◆ Data records
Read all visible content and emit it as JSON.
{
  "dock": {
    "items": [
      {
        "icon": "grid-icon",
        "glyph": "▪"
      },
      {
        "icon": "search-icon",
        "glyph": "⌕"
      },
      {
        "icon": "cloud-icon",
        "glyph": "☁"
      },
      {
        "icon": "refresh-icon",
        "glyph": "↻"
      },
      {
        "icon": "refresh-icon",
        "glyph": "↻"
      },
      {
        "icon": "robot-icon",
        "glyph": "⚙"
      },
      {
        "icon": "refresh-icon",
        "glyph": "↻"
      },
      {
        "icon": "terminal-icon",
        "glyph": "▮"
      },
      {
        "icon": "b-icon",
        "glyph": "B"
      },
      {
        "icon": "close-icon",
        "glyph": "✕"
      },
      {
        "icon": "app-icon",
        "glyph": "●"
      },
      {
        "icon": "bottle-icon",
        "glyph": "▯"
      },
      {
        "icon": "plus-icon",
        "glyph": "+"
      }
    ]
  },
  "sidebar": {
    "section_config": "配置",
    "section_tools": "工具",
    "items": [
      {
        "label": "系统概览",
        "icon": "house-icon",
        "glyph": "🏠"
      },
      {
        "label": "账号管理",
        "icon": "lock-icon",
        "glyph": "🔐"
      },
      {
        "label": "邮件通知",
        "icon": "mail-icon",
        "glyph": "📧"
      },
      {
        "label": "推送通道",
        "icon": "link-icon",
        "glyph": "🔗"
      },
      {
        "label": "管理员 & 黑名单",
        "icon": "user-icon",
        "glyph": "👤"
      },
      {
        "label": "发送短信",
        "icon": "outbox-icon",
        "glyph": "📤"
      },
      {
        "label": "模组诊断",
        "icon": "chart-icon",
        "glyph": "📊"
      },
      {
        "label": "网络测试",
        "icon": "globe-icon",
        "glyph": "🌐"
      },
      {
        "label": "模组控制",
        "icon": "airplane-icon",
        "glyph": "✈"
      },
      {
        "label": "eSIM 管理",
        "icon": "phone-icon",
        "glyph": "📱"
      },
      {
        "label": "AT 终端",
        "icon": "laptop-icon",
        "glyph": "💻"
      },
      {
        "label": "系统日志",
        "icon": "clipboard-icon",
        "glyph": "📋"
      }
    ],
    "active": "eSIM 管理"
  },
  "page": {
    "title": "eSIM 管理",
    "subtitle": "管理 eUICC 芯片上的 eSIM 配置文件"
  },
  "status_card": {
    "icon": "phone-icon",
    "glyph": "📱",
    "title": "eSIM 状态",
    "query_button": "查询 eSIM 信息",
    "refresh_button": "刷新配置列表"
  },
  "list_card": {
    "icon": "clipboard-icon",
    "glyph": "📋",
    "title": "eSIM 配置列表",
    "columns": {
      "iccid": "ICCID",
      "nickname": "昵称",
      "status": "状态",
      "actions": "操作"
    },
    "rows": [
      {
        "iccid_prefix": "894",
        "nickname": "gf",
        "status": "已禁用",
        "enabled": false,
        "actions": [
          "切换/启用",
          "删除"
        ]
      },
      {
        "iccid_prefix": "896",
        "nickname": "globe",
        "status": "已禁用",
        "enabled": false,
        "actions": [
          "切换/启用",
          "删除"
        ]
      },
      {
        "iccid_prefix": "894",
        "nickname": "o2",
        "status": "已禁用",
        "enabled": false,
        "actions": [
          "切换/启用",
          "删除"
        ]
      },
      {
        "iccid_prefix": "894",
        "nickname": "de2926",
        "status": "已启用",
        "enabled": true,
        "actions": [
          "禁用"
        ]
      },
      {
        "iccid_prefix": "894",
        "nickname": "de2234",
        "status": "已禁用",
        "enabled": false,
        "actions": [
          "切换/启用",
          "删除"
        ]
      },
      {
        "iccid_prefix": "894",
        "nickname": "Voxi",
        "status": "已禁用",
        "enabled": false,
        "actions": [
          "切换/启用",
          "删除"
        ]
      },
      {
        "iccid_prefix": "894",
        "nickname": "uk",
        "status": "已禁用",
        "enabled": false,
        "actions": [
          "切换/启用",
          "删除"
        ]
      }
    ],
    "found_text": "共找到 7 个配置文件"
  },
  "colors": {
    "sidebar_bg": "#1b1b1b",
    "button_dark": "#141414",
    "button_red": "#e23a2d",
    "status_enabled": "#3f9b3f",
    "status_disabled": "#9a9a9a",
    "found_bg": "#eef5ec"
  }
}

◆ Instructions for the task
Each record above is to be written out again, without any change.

◆ Response area
Read all visible content and emit it as JSON.
{
  "dock": {
    "items": [
      {
        "icon": "grid-icon",
        "glyph": "▪"
      },
      {
        "icon": "search-icon",
        "glyph": "⌕"
      },
      {
        "icon": "cloud-icon",
        "glyph": "☁"
      },
      {
        "icon": "refresh-icon",
        "glyph": "↻"
      },
      {
        "icon": "refresh-icon",
        "glyph": "↻"
      },
      {
        "icon": "robot-icon",
        "glyph": "⚙"
      },
      {
        "icon": "refresh-icon",
        "glyph": "↻"
      },
      {
        "icon": "terminal-icon",
        "glyph": "▮"
      },
      {
        "icon": "b-icon",
        "glyph": "B"
      },
      {
        "icon": "close-icon",
        "glyph": "✕"
      },
      {
        "icon": "app-icon",
        "glyph": "●"
      },
      {
        "icon": "bottle-icon",
        "glyph": "▯"
      },
      {
        "icon": "plus-icon",
        "glyph": "+"
      }
    ]
  },
  "sidebar": {
    "section_config": "配置",
    "section_tools": "工具",
    "items": [
      {
        "label": "系统概览",
        "icon": "house-icon",
        "glyph": "🏠"
      },
      {
        "label": "账号管理",
        "icon": "lock-icon",
        "glyph": "🔐"
      },
      {
        "label": "邮件通知",
        "icon": "mail-icon",
        "glyph": "📧"
      },
      {
        "label": "推送通道",
        "icon": "link-icon",
        "glyph": "🔗"
      },
      {
        "label": "管理员 & 黑名单",
        "icon": "user-icon",
        "glyph": "👤"
      },
      {
        "label": "发送短信",
        "icon": "outbox-icon",
        "glyph": "📤"
      },
      {
        "label": "模组诊断",
        "icon": "chart-icon",
        "glyph": "📊"
      },
      {
        "label": "网络测试",
        "icon": "globe-icon",
        "glyph": "🌐"
      },
      {
        "label": "模组控制",
        "icon": "airplane-icon",
        "glyph": "✈"
      },
      {
        "label": "eSIM 管理",
        "icon": "phone-icon",
        "glyph": "📱"
      },
      {
        "label": "AT 终端",
        "icon": "laptop-icon",
        "glyph": "💻"
      },
      {
        "label": "系统日志",
        "icon": "clipboard-icon",
        "glyph": "📋"
      }
    ],
    "active": "eSIM 管理"
  },
  "page": {
    "title": "eSIM 管理",
    "subtitle": "管理 eUICC 芯片上的 eSIM 配置文件"
  },
  "status_card": {
    "icon": "phone-icon",
    "glyph": "📱",
    "title": "eSIM 状态",
    "query_button": "查询 eSIM 信息",
    "refresh_button": "刷新配置列表"
  },
  "list_card": {
    "icon": "clipboard-icon",
    "glyph": "📋",
    "title": "eSIM 配置列表",
    "columns": {
      "iccid": "ICCID",
      "nickname": "昵称",
      "status": "状态",
      "actions": "操作"
    },
    "rows": [
      {
        "iccid_prefix": "894",
        "nickname": "gf",
        "status": "已禁用",
        "enabled": false,
        "actions": [
          "切换/启用",
          "删除"
        ]
      },
      {
        "iccid_prefix": "896",
        "nickname": "globe",
        "status": "已禁用",
        "enabled": false,
        "actions": [
          "切换/启用",
          "删除"
        ]
      },
      {
        "iccid_prefix": "894",
        "nickname": "o2",
        "status": "已禁用",
        "enabled": false,
        "actions": [
          "切换/启用",
          "删除"
        ]
      },
      {
        "iccid_prefix": "894",
        "nickname": "de2926",
        "status": "已启用",
        "enabled": true,
        "actions": [
          "禁用"
        ]
      },
      {
        "iccid_prefix": "894",
        "nickname": "de2234",
        "status": "已禁用",
        "enabled": false,
        "actions": [
          "切换/启用",
          "删除"
        ]
      },
      {
        "iccid_prefix": "894",
        "nickname": "Voxi",
        "status": "已禁用",
        "enabled": false,
        "actions": [
          "切换/启用",
          "删除"
        ]
      },
      {
        "iccid_prefix": "894",
        "nickname": "uk",
        "status": "已禁用",
        "enabled": false,
        "actions": [
          "切换/启用",
          "删除"
        ]
      }
    ],
    "found_text": "共找到 7 个配置文件"
  },
  "colors": {
    "sidebar_bg": "#1b1b1b",
    "button_dark": "#141414",
    "button_red": "#e23a2d",
    "status_enabled": "#3f9b3f",
    "status_disabled": "#9a9a9a",
    "found_bg": "#eef5ec"
  }
}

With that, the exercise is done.